> Task to complete
From the records below, find each line with the string "Half" and copy it.

> Data
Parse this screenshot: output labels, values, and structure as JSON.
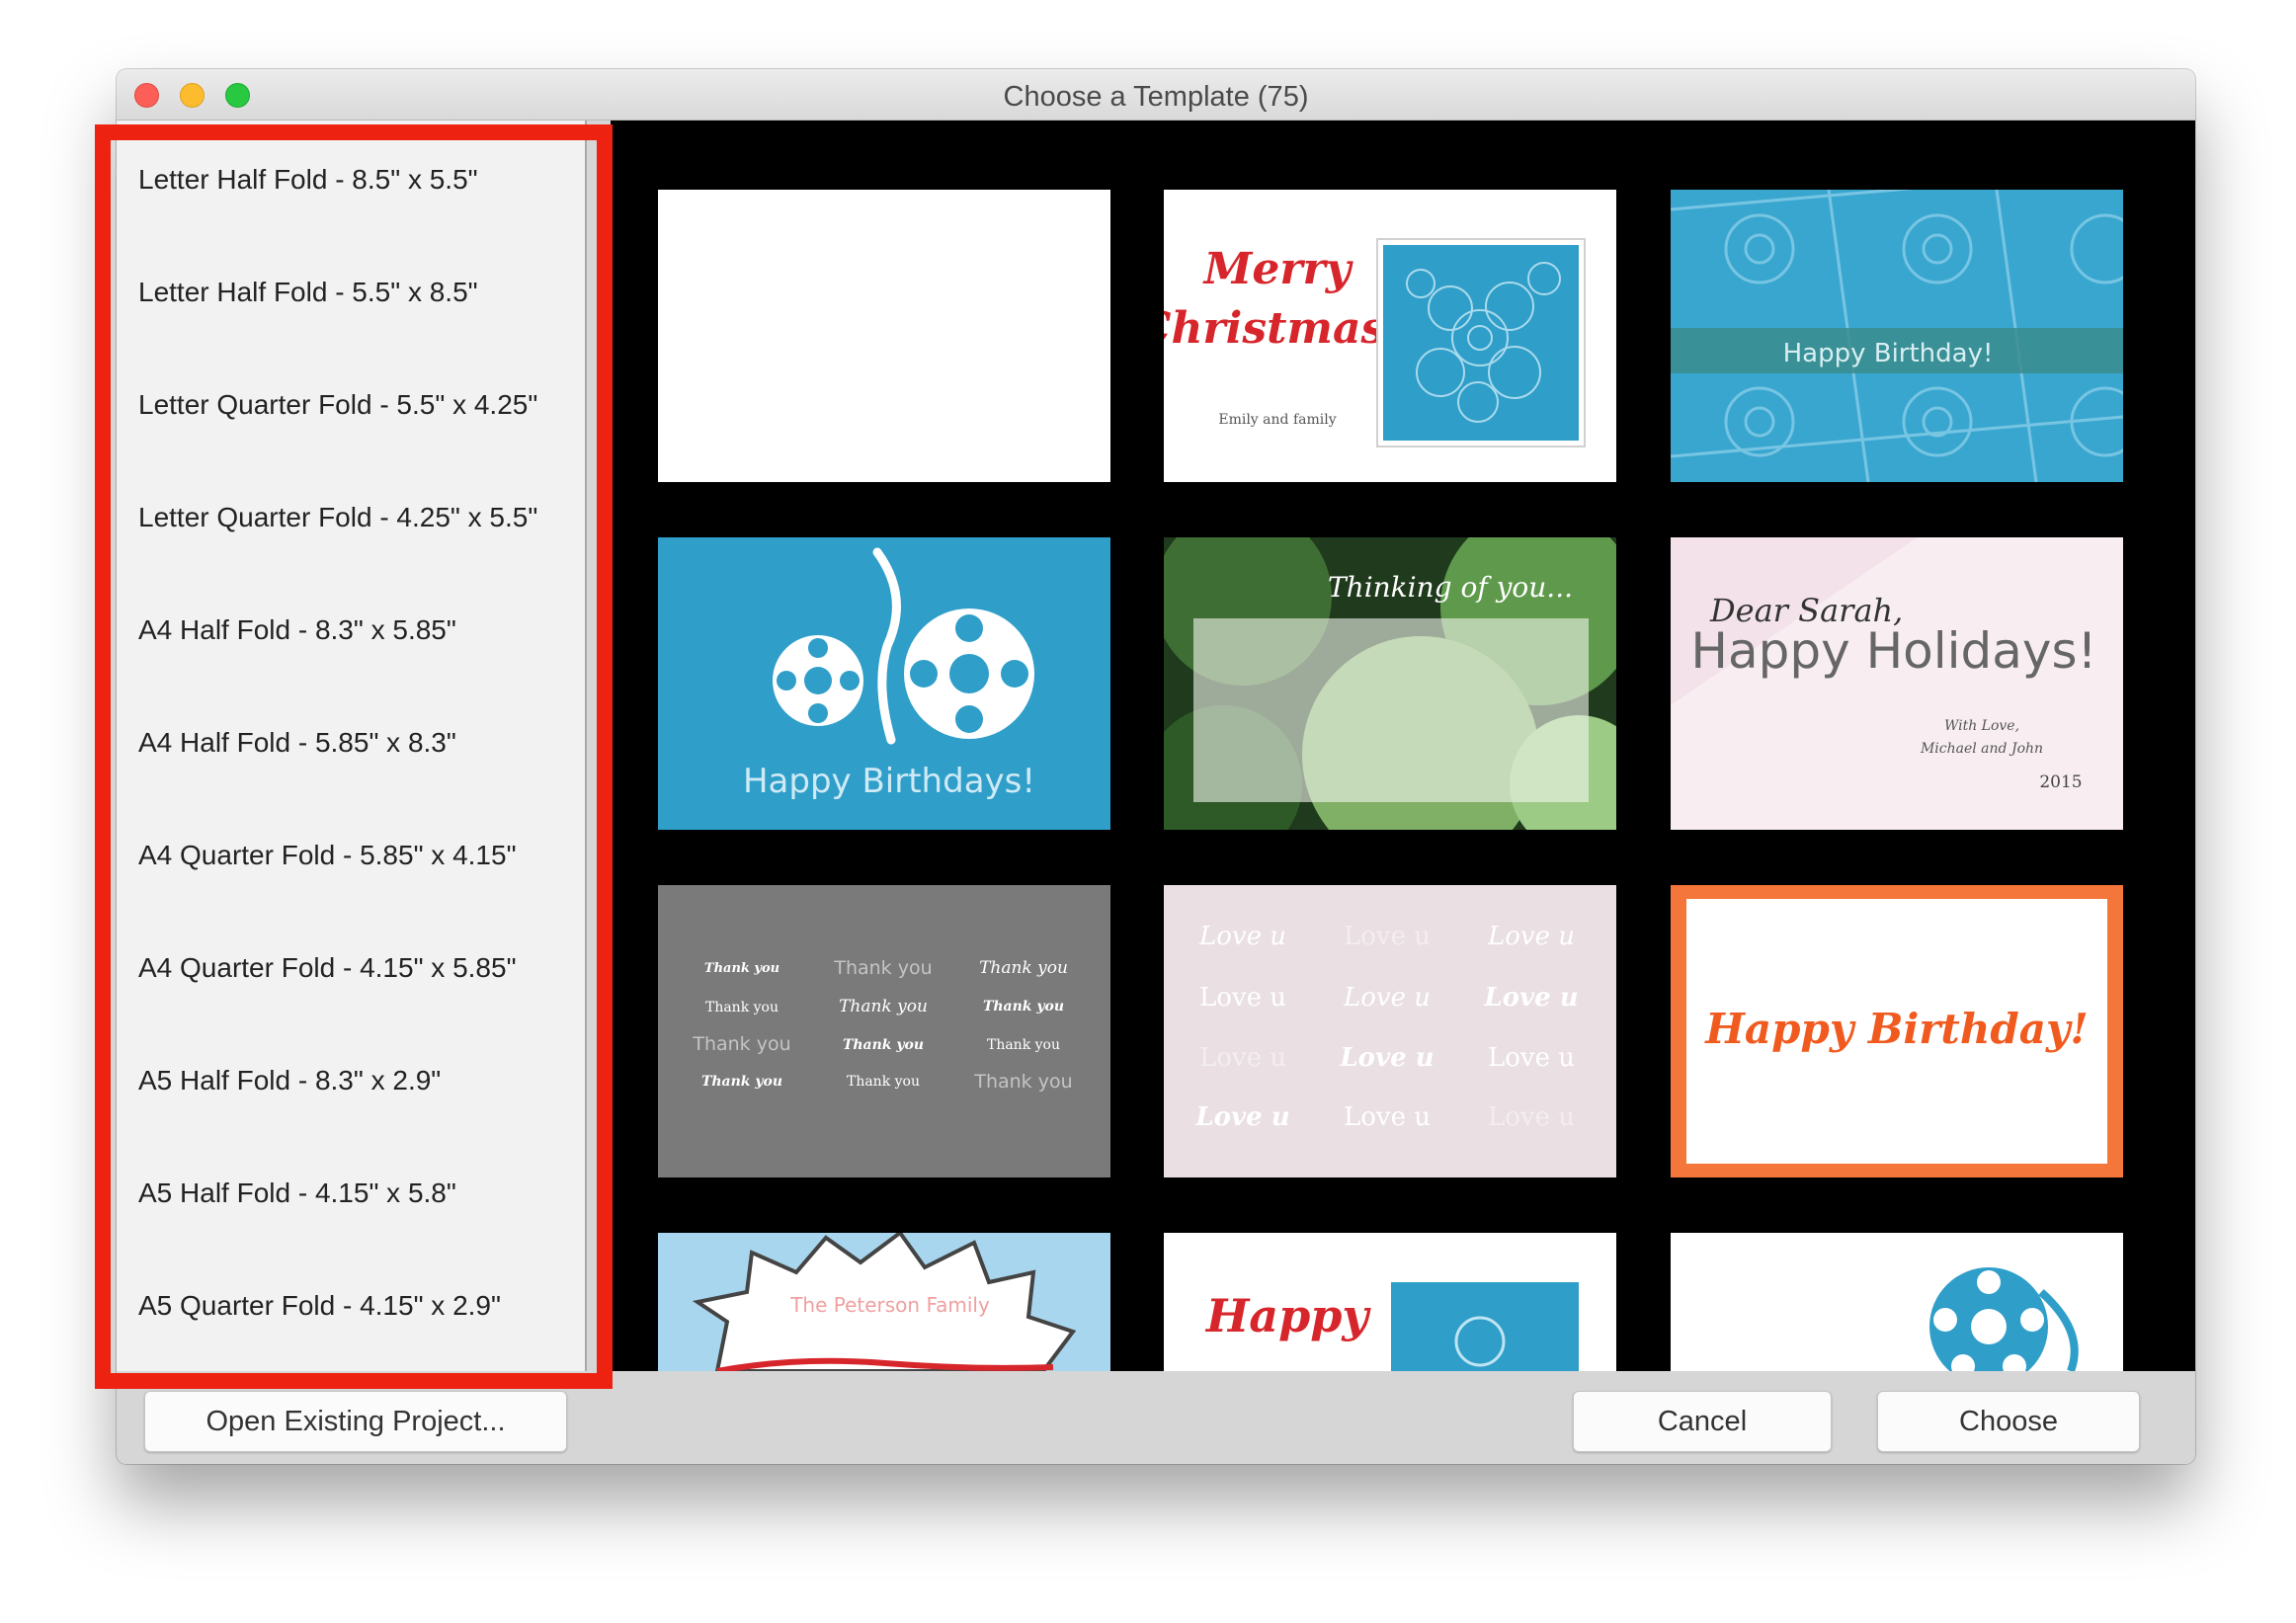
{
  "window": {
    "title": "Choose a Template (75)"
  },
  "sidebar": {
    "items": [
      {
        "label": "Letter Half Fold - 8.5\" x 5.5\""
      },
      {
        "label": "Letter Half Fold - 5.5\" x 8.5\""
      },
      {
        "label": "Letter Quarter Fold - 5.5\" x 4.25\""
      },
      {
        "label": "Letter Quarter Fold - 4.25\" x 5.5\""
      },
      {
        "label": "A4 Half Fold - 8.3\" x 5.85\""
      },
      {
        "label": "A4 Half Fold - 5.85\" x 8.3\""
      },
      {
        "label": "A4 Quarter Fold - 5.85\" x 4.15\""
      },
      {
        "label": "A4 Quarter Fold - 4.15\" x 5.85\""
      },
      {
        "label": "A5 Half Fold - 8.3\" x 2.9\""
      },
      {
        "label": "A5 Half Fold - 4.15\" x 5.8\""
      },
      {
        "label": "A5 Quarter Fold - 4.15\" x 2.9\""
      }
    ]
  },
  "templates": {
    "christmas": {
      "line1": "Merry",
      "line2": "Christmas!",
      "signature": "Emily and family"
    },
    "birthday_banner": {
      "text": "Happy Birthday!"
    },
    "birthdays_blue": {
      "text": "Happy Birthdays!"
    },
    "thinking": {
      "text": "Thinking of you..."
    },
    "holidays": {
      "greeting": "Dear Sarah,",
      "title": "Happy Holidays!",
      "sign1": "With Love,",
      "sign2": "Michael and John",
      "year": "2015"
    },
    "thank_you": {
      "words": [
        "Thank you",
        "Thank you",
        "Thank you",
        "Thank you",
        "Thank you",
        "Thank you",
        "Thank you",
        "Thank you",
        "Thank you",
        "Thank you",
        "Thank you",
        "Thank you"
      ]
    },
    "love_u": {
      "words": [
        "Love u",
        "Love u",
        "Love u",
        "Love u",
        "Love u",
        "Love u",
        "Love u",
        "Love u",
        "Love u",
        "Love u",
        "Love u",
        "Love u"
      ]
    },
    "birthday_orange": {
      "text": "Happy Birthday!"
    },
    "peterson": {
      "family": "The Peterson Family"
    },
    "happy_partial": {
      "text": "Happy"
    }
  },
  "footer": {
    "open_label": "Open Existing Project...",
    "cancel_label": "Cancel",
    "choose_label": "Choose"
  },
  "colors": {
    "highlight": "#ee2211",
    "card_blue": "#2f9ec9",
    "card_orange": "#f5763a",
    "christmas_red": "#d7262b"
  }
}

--

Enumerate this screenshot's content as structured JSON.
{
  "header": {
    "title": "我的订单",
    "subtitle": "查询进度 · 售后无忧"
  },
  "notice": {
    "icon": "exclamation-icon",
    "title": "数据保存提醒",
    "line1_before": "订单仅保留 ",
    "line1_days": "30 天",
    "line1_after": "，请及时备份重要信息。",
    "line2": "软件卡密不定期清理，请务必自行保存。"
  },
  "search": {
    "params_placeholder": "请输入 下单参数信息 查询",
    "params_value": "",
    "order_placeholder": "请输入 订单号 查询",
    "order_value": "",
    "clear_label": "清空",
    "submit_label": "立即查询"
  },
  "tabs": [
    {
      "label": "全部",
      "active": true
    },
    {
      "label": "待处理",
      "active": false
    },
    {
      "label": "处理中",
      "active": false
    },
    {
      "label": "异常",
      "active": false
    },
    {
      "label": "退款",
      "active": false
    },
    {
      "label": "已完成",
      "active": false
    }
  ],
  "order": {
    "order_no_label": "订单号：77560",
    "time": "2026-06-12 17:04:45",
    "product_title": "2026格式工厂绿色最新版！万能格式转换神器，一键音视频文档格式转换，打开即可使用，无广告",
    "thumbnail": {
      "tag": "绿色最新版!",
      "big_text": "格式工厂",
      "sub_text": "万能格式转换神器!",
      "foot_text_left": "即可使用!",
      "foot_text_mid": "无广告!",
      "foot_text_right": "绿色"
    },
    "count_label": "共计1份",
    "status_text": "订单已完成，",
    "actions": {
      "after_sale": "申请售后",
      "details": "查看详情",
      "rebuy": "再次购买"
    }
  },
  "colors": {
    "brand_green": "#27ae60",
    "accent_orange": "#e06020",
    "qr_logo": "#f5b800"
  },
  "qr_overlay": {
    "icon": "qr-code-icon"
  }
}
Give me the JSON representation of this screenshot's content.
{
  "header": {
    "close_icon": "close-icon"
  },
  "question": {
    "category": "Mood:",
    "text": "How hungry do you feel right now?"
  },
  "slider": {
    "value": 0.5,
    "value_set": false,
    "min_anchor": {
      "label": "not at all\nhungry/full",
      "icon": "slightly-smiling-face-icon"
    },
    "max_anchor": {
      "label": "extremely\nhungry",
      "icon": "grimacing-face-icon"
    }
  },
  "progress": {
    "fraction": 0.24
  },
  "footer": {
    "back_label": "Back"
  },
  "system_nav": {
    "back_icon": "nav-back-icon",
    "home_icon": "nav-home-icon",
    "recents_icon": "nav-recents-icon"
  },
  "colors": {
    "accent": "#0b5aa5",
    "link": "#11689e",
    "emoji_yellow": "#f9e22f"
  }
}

> Task answer
        "label": "Letter Half Fold - 8.5\" x 5.5\""
        "label": "Letter Half Fold - 5.5\" x 8.5\""
        "label": "A4 Half Fold - 8.3\" x 5.85\""
        "label": "A4 Half Fold - 5.85\" x 8.3\""
        "label": "A5 Half Fold - 8.3\" x 2.9\""
        "label": "A5 Half Fold - 4.15\" x 5.8\""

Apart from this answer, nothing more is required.